Tenders are invited for Supply of reagents and various materials for the performance of the non-invasive prenatal test of aneuploidies in maternal plasma in the genetics service of the university hospital october 12.
Prenatal clinical screening for fetal aneuploidies was revolutionized by the discovery that cell-free DNA (cfDNA) [3] of fetal/placental origin could be isolated from maternal plasma (1-3).
Early and accurate diagnosis of fetal aneuploidies is one of the cornerstones of fetal medicine.
The cell-free fetal DNA testing enables the parents to get information about general survivable fetal aneuploidies with a high accuracy and without any diagnostic procedure risk.
The advent of non-invasive prenatal testing (NIPT) for fetal chromosomal aneuploidies has transformed the typical obstetrics practice and the prenatal care experience for many pregnant women.

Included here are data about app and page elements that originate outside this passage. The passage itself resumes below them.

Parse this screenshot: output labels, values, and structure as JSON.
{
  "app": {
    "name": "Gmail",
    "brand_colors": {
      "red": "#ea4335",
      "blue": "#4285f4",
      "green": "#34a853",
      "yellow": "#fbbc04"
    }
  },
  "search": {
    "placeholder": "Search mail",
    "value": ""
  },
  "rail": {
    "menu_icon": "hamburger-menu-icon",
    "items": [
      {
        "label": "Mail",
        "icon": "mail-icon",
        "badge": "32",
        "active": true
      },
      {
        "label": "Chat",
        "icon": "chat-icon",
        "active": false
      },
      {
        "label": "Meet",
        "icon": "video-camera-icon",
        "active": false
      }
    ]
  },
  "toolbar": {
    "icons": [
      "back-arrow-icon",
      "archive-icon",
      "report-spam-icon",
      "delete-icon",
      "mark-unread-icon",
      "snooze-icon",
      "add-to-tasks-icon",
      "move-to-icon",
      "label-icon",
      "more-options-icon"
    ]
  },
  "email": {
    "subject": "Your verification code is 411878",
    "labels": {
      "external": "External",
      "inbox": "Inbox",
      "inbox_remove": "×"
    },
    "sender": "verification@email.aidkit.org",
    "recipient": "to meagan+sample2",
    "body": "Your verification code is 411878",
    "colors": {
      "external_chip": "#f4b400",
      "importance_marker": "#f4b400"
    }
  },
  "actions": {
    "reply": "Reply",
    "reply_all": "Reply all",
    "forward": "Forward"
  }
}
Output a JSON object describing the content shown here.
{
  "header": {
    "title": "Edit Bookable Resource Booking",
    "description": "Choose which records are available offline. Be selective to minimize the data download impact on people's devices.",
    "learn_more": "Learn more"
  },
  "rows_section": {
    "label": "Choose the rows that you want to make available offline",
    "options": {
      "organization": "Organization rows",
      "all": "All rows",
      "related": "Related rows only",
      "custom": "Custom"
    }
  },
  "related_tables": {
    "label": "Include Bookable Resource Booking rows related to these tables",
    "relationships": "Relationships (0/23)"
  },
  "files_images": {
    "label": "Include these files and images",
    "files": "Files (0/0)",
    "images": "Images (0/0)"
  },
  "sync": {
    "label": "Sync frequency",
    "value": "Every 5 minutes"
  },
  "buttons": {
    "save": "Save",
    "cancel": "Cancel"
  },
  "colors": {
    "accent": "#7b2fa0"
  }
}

It is important during pretest counseling to explain that cfDNA cannot detect all significant chromosomal aneuploidies.
Fetal chromosomal abnormalities are the primary etiology of SM, especially aneuploidies.
Most (seven) had multiple aneuploidies, two had a single trisomy, and one had a single monosomy.
The largest type is microscopic structural variation, which can be detected by optical microscopy; these include aneuploidies and variation in chromosome size (Reich et al.
There are testing options for several additional common sex-related aneuploidies.
It reviews current methods and experiences, then provides an atlas of normal and abnormal human preimplantation development; micromanipulation and biopsy of polar bodies, blastomeres, and blastocytes; nuclear transfer techniques and the prospect for artificial gamete formation; and preimplantation diagnosis for aneuploidies, translocations, and single-gene disorders.